The problem =>
The whole listing is to be given again without alteration, except that its pictures are dropped.

Start of Block

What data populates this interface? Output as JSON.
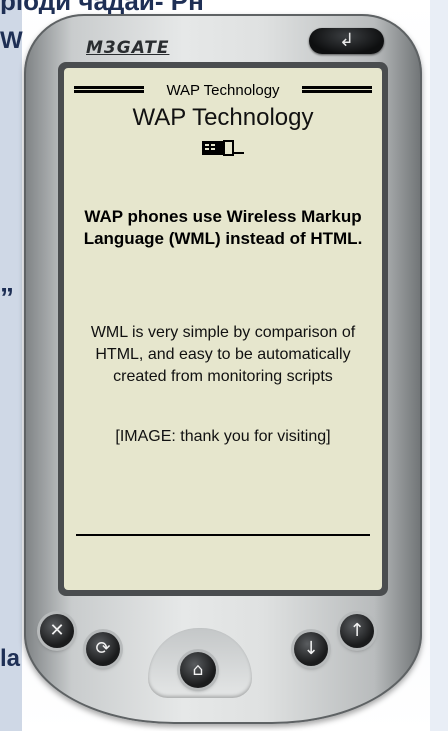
{
  "background": {
    "top_fragment": "ріоди чадаи- Рн",
    "w_fragment": "W",
    "quote_fragment": "”",
    "la_fragment": "la"
  },
  "device": {
    "brand": "M3GATE",
    "back_icon": "back-arrow-icon",
    "buttons": {
      "close": {
        "icon": "close-icon",
        "glyph": "✕"
      },
      "refresh": {
        "icon": "refresh-icon",
        "glyph": "⟳"
      },
      "home": {
        "icon": "home-icon",
        "glyph": "⌂"
      },
      "down": {
        "icon": "arrow-down-icon",
        "glyph": "↓"
      },
      "up": {
        "icon": "arrow-up-icon",
        "glyph": "↑"
      }
    },
    "back_glyph": "↲"
  },
  "screen": {
    "header": "WAP Technology",
    "title": "WAP Technology",
    "intro_bold": "WAP phones use Wireless Markup Language (WML) instead of HTML.",
    "paragraph": "WML is very simple by comparison of HTML, and easy to be automatically created from monitoring scripts",
    "image_alt": "[IMAGE: thank you for visiting]"
  },
  "colors": {
    "screen_bg": "#e6e6cd",
    "device_body": "#dfe1e1",
    "button": "#1a1b1c"
  }
}
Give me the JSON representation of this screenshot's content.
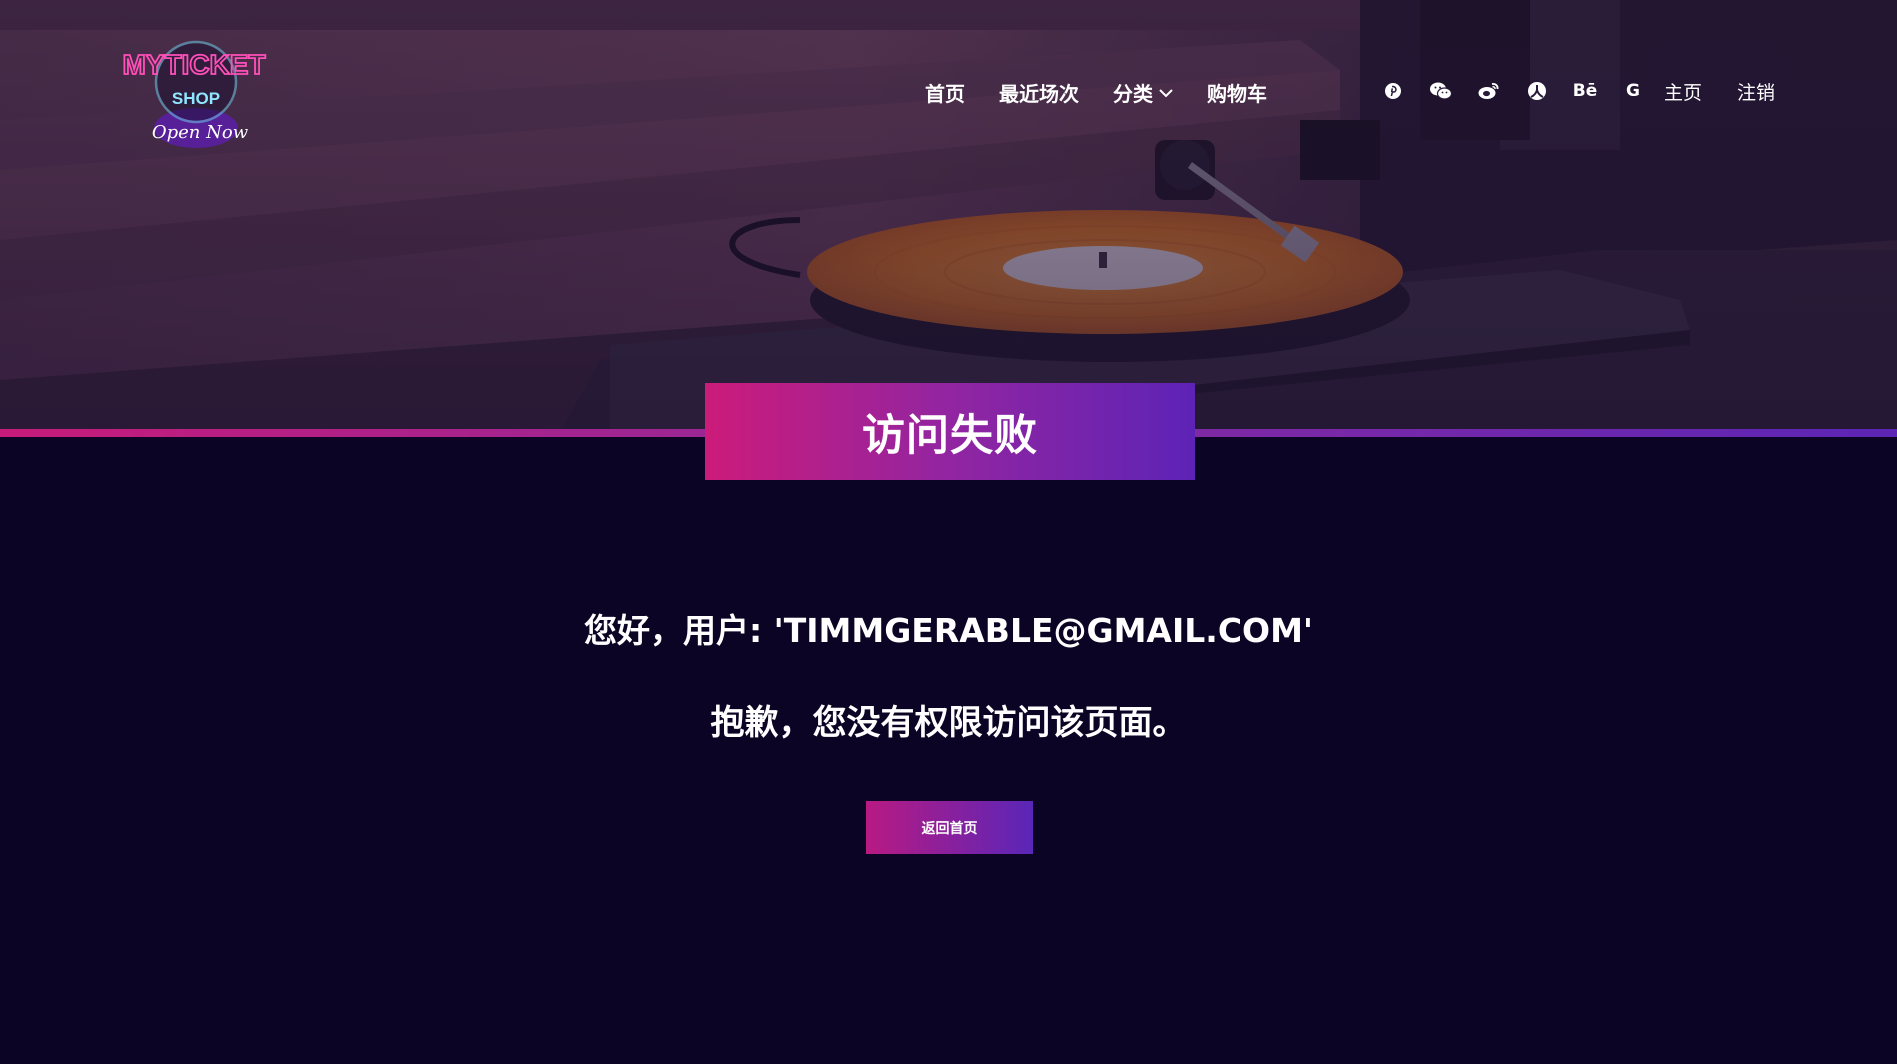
{
  "header": {
    "logo": {
      "line1": "MYTICKET",
      "line2": "SHOP",
      "line3": "Open Now"
    },
    "nav": [
      {
        "label": "首页"
      },
      {
        "label": "最近场次"
      },
      {
        "label": "分类",
        "has_dropdown": true
      },
      {
        "label": "购物车"
      }
    ],
    "social_icons": [
      "pinterest-icon",
      "wechat-icon",
      "weibo-icon",
      "renren-icon",
      "behance-icon",
      "google-icon"
    ],
    "social_glyphs": {
      "behance": "Bē",
      "google": "G"
    },
    "home_link": "主页",
    "logout_link": "注销"
  },
  "banner": {
    "title": "访问失败"
  },
  "main": {
    "greeting": "您好，用户: 'TIMMGERABLE@GMAIL.COM'",
    "message": "抱歉，您没有权限访问该页面。",
    "back_button": "返回首页"
  },
  "colors": {
    "background": "#0c0424",
    "gradient_start": "#cc1b7a",
    "gradient_end": "#5d23b6",
    "vinyl_orange": "#e8801e"
  }
}
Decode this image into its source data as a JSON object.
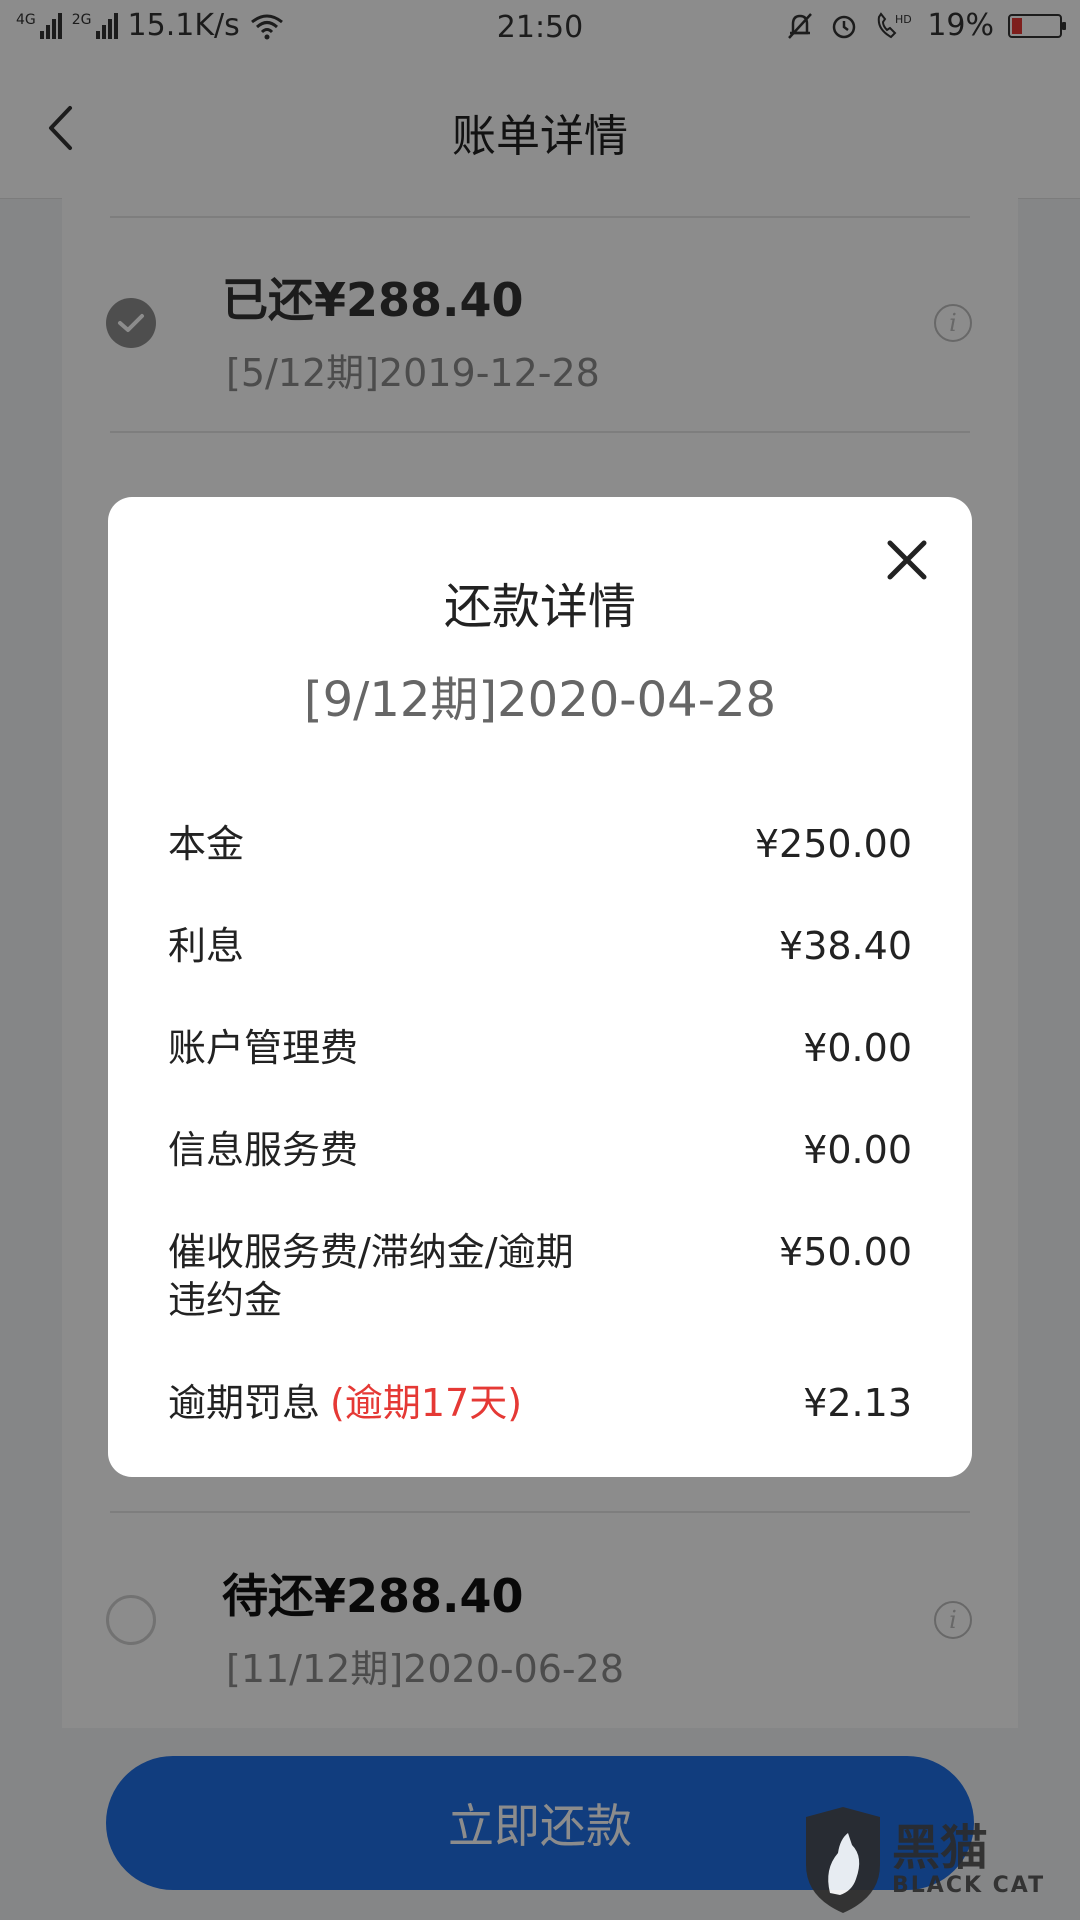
{
  "status_bar": {
    "net1": "4G",
    "net2": "2G",
    "speed": "15.1K/s",
    "time": "21:50",
    "hd": "HD",
    "battery": "19%"
  },
  "nav": {
    "title": "账单详情"
  },
  "bills": [
    {
      "title": "已还¥288.40",
      "sub": "[5/12期]2019-12-28",
      "status": "paid"
    },
    {
      "title": "待还¥288.40",
      "sub": "[11/12期]2020-06-28",
      "status": "pending"
    }
  ],
  "pay_button": "立即还款",
  "modal": {
    "title": "还款详情",
    "period": "[9/12期]2020-04-28",
    "items": [
      {
        "label": "本金",
        "value": "¥250.00"
      },
      {
        "label": "利息",
        "value": "¥38.40"
      },
      {
        "label": "账户管理费",
        "value": "¥0.00"
      },
      {
        "label": "信息服务费",
        "value": "¥0.00"
      },
      {
        "label": "催收服务费/滞纳金/逾期违约金",
        "value": "¥50.00"
      },
      {
        "label": "逾期罚息",
        "note": "(逾期17天)",
        "value": "¥2.13"
      }
    ]
  },
  "watermark": {
    "cn": "黑猫",
    "en": "BLACK CAT"
  },
  "colors": {
    "primary": "#1f6fe5",
    "overdue": "#e53935",
    "battery_low": "#e53935"
  }
}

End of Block

Exercise output =>
What data populates this interface? Output as JSON.
{
  "background": {
    "top_fragment": "ріоди чадаи- Рн",
    "w_fragment": "W",
    "quote_fragment": "”",
    "la_fragment": "la"
  },
  "device": {
    "brand": "M3GATE",
    "back_icon": "back-arrow-icon",
    "buttons": {
      "close": {
        "icon": "close-icon",
        "glyph": "✕"
      },
      "refresh": {
        "icon": "refresh-icon",
        "glyph": "⟳"
      },
      "home": {
        "icon": "home-icon",
        "glyph": "⌂"
      },
      "down": {
        "icon": "arrow-down-icon",
        "glyph": "↓"
      },
      "up": {
        "icon": "arrow-up-icon",
        "glyph": "↑"
      }
    },
    "back_glyph": "↲"
  },
  "screen": {
    "header": "WAP Technology",
    "title": "WAP Technology",
    "intro_bold": "WAP phones use Wireless Markup Language (WML) instead of HTML.",
    "paragraph": "WML is very simple by comparison of HTML, and easy to be automatically created from monitoring scripts",
    "image_alt": "[IMAGE: thank you for visiting]"
  },
  "colors": {
    "screen_bg": "#e6e6cd",
    "device_body": "#dfe1e1",
    "button": "#1a1b1c"
  }
}
Give me the JSON representation of this screenshot's content.
{
  "header": {
    "logo": {
      "line1": "MYTICKET",
      "line2": "SHOP",
      "line3": "Open Now"
    },
    "nav": [
      {
        "label": "首页"
      },
      {
        "label": "最近场次"
      },
      {
        "label": "分类",
        "has_dropdown": true
      },
      {
        "label": "购物车"
      }
    ],
    "social_icons": [
      "pinterest-icon",
      "wechat-icon",
      "weibo-icon",
      "renren-icon",
      "behance-icon",
      "google-icon"
    ],
    "social_glyphs": {
      "behance": "Bē",
      "google": "G"
    },
    "home_link": "主页",
    "logout_link": "注销"
  },
  "banner": {
    "title": "访问失败"
  },
  "main": {
    "greeting": "您好，用户: 'TIMMGERABLE@GMAIL.COM'",
    "message": "抱歉，您没有权限访问该页面。",
    "back_button": "返回首页"
  },
  "colors": {
    "background": "#0c0424",
    "gradient_start": "#cc1b7a",
    "gradient_end": "#5d23b6",
    "vinyl_orange": "#e8801e"
  }
}
Decode this image into its source data as a JSON object.
{
  "status_bar": {
    "net1": "4G",
    "net2": "2G",
    "speed": "15.1K/s",
    "time": "21:50",
    "hd": "HD",
    "battery": "19%"
  },
  "nav": {
    "title": "账单详情"
  },
  "bills": [
    {
      "title": "已还¥288.40",
      "sub": "[5/12期]2019-12-28",
      "status": "paid"
    },
    {
      "title": "待还¥288.40",
      "sub": "[11/12期]2020-06-28",
      "status": "pending"
    }
  ],
  "pay_button": "立即还款",
  "modal": {
    "title": "还款详情",
    "period": "[9/12期]2020-04-28",
    "items": [
      {
        "label": "本金",
        "value": "¥250.00"
      },
      {
        "label": "利息",
        "value": "¥38.40"
      },
      {
        "label": "账户管理费",
        "value": "¥0.00"
      },
      {
        "label": "信息服务费",
        "value": "¥0.00"
      },
      {
        "label": "催收服务费/滞纳金/逾期违约金",
        "value": "¥50.00"
      },
      {
        "label": "逾期罚息",
        "note": "(逾期17天)",
        "value": "¥2.13"
      }
    ]
  },
  "watermark": {
    "cn": "黑猫",
    "en": "BLACK CAT"
  },
  "colors": {
    "primary": "#1f6fe5",
    "overdue": "#e53935",
    "battery_low": "#e53935"
  }
}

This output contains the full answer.